I hope and believe we will see Dubois and Gorman in the ring together in the foreseeable future when it will seem just a bit more like the so-called good old days when rival fighters were not shy of settling their differences fist to face, several times over if necessary
He gave up the possibility of winning gold at the 2020 Tokyo Olympics because his ambition is to become Britain’s youngest heavyweight champion of the world.
Already the English champion in his just his eighth pro fight, by virtue of a patient and controlled sixth round stoppage of experienced Tom Little at the weekend, the personable youngster has made remarkable progress.
In his first eight months this 17 stone plus wrecking machine with devastating power in both hands knocked out his six opponents and was not taken beyond the second round.
Promoter Frank Warren has such faith in Dubois’ ability and dedication he moved him from four rounders to ten in just his fourth fight – unheard of in a British ring for one so young.
Both he and Gorman are promoted by Warren and there is growing clamour for them to meet soon.
But Warren insists there is no rush and that it will not happen this year. “Both need another three or four more fights,” he says. “The more fights they have the bigger their eventual meeting will become.”
That’s true but I do hope and believe we will see Dubois and Gorman in the ring together in the foreseeable future when it will seem just a bit more like the so-called good old days when rival fighters were not shy of settling their differences fist to face, several times over if necessary.
Boxing is burgeoning, having re-established itself as one of the world’s most popular and successful sports, not least in the UK where it is claimed it is now second only to football in spectator appeal.
So let’s get this new heavyweight party started.
VAR is the latest acronym to join sport’s already overcrowded lexicon.
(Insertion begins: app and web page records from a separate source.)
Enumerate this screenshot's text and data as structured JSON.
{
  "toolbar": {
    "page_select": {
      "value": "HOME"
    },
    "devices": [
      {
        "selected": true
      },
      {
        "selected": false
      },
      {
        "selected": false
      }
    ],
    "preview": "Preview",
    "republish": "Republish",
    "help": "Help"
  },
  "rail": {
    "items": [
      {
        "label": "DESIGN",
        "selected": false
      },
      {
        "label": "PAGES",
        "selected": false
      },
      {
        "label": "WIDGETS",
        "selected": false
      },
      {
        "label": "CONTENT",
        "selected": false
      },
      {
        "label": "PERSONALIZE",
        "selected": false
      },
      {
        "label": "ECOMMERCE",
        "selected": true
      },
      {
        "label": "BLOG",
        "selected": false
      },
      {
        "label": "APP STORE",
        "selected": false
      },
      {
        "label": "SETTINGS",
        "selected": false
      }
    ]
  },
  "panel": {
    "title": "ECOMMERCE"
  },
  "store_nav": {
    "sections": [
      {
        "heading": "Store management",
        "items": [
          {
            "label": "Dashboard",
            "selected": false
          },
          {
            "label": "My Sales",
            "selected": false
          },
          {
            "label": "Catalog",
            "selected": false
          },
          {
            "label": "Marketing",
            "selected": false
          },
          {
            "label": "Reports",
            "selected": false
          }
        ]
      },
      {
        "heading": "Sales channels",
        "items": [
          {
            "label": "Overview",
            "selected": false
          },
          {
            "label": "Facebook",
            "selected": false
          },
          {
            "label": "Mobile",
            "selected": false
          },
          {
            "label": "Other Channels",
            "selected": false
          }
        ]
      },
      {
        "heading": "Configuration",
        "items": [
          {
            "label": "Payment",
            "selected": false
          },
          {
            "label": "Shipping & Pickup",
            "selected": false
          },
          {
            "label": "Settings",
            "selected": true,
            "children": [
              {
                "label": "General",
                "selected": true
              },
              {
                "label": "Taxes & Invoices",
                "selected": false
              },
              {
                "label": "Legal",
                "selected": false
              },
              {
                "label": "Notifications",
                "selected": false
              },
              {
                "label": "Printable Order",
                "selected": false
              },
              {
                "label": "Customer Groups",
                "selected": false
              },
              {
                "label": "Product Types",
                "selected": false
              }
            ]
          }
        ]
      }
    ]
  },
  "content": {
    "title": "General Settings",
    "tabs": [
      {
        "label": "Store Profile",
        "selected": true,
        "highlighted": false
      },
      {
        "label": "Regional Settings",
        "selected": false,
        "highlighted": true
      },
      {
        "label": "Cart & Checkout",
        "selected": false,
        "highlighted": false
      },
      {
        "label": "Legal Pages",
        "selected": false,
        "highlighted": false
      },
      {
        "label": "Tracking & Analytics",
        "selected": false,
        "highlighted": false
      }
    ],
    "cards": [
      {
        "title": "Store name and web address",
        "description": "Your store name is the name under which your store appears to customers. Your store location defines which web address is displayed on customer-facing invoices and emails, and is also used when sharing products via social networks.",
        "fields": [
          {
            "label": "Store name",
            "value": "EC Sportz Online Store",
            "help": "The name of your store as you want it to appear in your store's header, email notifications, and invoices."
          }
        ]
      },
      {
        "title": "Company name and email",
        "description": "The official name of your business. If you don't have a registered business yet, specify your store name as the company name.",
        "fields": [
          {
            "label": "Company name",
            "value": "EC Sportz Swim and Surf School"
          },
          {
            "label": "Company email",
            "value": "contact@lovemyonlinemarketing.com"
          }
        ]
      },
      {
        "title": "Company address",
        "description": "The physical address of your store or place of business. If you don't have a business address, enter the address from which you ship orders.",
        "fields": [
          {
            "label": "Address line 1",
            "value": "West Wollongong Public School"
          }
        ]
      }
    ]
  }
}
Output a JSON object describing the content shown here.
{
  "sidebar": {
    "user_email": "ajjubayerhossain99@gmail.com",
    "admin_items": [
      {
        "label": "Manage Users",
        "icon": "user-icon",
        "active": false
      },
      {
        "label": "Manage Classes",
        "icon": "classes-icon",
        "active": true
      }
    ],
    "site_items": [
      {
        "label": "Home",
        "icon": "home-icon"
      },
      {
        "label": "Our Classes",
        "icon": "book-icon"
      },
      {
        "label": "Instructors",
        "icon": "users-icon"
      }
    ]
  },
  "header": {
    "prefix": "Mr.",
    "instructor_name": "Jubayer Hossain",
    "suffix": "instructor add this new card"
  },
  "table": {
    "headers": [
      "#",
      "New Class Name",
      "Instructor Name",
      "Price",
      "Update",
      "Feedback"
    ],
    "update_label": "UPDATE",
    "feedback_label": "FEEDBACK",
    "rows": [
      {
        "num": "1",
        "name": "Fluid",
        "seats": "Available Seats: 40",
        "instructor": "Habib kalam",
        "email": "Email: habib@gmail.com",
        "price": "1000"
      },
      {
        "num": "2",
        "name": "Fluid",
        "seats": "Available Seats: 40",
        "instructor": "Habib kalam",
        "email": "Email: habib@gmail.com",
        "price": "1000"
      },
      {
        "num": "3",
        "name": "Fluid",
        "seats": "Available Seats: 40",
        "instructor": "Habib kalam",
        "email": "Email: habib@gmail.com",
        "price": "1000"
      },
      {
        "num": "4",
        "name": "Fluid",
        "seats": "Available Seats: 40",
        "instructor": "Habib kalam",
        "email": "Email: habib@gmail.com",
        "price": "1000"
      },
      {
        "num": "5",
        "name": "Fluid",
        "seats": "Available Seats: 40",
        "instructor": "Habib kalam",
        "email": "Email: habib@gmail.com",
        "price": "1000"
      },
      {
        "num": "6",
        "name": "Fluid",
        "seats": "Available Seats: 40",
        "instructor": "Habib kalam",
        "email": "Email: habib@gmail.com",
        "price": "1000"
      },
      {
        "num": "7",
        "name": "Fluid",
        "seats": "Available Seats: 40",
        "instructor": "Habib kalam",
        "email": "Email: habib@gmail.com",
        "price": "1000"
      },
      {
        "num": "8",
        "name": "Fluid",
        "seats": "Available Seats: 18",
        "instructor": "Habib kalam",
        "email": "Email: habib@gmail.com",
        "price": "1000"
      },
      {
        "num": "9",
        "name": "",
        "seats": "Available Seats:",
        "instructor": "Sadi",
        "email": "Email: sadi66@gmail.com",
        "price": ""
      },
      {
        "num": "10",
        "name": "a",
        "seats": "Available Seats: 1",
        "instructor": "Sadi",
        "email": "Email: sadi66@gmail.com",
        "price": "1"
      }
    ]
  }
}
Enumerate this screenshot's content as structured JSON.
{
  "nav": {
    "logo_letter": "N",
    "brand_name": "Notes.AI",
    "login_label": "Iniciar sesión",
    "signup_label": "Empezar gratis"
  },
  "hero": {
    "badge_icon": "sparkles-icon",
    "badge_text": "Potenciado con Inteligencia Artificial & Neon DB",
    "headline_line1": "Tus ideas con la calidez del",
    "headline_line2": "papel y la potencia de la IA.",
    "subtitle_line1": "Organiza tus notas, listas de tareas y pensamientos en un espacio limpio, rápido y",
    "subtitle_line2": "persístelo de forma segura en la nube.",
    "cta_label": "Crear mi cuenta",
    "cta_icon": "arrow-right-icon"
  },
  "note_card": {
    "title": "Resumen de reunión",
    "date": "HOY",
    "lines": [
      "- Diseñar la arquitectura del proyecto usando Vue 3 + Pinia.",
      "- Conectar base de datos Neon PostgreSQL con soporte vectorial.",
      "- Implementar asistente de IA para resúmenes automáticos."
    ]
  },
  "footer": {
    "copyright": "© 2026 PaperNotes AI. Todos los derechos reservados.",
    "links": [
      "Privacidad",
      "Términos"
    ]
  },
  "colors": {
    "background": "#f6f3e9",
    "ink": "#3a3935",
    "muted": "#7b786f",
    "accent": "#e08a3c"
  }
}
Soon it will be as much in common usage as lbw or ko.But those three new characters are already changing the very nature of the games we play and watch.
As a new tech philistine I have mixed feelings about its implementation in sport. I suppose I am old school enough to remember when we played to the whistle and the referee’s decision was final.
Now in virtually every major sport the ultimate arbiter is not the ref or umpire but the person working the video replay machine, aka the Video Assistant Referee or Video Assistant Reviewer.
The sight of an on-field official stopping play to draw an imaginary square box in the air has become a major feature of the current football World Cup, witness the shock exit of champions Gemany.Not a case ofd WunderVAR for them, eh? .
As I say, there is now barely a significant sport where a second opinion is not a requirement. Except in boxing.
And thank goodnessthere is no appetite for its introduction.
Just about the only situations where a review might be helpful are in deciding whether a blow was above or below the belt, or if eye damage was caused by an accidental or deliberate clash of heads, or a punch. That’s best left to the ref’s discretion.
At the moment boxing has a far more pressing priority in educating ringside judges to correctly interpret what they see in terms if marking their scorecards both accurately and impartially. We have seen far too many ludicrous aberrations recently Some judges need to be given their cards.